The study, produced for the Education Committee of the Knesset, noted that the average pre-matriculation score on questions of Zionism stood at 63 percent, the same for both the state-secular and state-religious system.
Pupils in the non-Jewish education systems, including Druse, Israeli Arab and Beduin, scored almost as high as the Jewish pupils, at roughly 59%.
Reacting to the results of the study, Knesset Education Committee chairman MK Michael Melchior (Labor-Meimad) said that "students' scores are low because Zionism should not be taught the way it is taught.
"Israeli society and the education system are avoiding dealing in a deep way with the question of Zionism and the moral meaning of our being here.

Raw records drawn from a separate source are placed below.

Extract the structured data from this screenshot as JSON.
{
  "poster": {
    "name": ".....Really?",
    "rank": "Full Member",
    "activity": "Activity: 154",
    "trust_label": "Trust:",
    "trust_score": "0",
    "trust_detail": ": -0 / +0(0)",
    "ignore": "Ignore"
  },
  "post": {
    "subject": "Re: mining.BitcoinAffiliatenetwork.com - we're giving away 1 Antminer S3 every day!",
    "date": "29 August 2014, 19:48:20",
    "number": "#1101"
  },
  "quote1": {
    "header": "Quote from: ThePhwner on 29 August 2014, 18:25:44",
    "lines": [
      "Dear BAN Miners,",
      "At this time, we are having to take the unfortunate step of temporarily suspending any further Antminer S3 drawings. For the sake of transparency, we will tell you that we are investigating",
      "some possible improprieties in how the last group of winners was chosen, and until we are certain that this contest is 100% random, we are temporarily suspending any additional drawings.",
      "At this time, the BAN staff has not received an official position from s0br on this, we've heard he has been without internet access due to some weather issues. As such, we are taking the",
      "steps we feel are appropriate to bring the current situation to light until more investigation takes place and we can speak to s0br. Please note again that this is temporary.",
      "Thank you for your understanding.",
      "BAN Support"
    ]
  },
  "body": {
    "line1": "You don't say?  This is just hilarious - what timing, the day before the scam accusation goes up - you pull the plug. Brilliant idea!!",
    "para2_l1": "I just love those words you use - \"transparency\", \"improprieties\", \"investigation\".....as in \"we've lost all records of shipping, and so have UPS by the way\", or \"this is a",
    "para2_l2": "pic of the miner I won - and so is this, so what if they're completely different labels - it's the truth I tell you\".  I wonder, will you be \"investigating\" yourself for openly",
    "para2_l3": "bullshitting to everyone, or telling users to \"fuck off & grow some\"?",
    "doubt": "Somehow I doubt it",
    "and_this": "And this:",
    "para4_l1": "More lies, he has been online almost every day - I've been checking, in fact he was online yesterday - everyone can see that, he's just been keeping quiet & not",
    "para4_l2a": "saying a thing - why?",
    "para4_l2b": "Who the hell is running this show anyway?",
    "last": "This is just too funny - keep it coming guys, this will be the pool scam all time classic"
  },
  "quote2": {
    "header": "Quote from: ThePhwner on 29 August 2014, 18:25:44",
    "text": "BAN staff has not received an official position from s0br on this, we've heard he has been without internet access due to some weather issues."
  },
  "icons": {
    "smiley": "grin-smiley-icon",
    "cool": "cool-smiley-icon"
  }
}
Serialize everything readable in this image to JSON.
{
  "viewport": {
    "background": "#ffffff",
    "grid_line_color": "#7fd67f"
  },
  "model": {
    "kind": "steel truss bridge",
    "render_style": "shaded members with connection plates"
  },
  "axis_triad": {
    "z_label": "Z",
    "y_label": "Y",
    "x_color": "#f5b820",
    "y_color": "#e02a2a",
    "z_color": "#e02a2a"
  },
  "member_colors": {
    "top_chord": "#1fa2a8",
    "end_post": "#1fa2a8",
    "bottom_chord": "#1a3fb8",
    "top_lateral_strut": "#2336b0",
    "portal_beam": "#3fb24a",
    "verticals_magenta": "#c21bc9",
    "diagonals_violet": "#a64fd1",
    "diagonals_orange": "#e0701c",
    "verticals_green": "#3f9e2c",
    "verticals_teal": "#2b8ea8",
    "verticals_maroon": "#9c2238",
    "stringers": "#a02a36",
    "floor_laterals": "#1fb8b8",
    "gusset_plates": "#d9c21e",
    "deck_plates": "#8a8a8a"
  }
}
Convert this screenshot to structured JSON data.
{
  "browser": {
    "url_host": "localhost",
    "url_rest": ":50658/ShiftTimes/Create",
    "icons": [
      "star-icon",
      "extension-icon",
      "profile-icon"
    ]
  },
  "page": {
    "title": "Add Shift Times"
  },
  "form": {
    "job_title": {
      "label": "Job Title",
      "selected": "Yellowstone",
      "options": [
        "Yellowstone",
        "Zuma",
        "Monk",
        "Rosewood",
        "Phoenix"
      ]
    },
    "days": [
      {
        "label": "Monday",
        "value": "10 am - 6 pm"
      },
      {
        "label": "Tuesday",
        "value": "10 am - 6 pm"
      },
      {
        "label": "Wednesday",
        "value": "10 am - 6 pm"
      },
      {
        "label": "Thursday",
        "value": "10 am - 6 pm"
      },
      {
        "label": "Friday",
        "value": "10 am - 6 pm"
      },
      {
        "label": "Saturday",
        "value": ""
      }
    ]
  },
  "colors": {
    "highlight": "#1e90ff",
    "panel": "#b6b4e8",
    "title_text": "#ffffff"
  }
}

It's not a comfortable question, so it's [considered] better to avoid the topic."
On one of the tests, 36% of Jewish students didn't know that Ze'ev Jabotinski established the Beitar movement and 32% didn't know that in the Balfour Declaration the government of Britain promised to aid in the establishment of a Jewish home in mandatory Palestine.
The results come from tests examining knowledge of "tradition, Zionism and democracy," in which one-third of the exam questions deal with Zionism.
The report calls into question both the exams and the study methods for Zionism education in Israeli schools.
According to the report's authors and experts cited therein, the exams are multiple-choice, and so test how well students memorize historical facts, not how they understand concepts.
A new study plan, piloted in 140 Jewish and Druse schools this past school year, is attempting to reform the learning-by-rote nature of Zionism education in the school system. Entitled "Living the Zionist Dream," the main feature is discussions on Zionist values.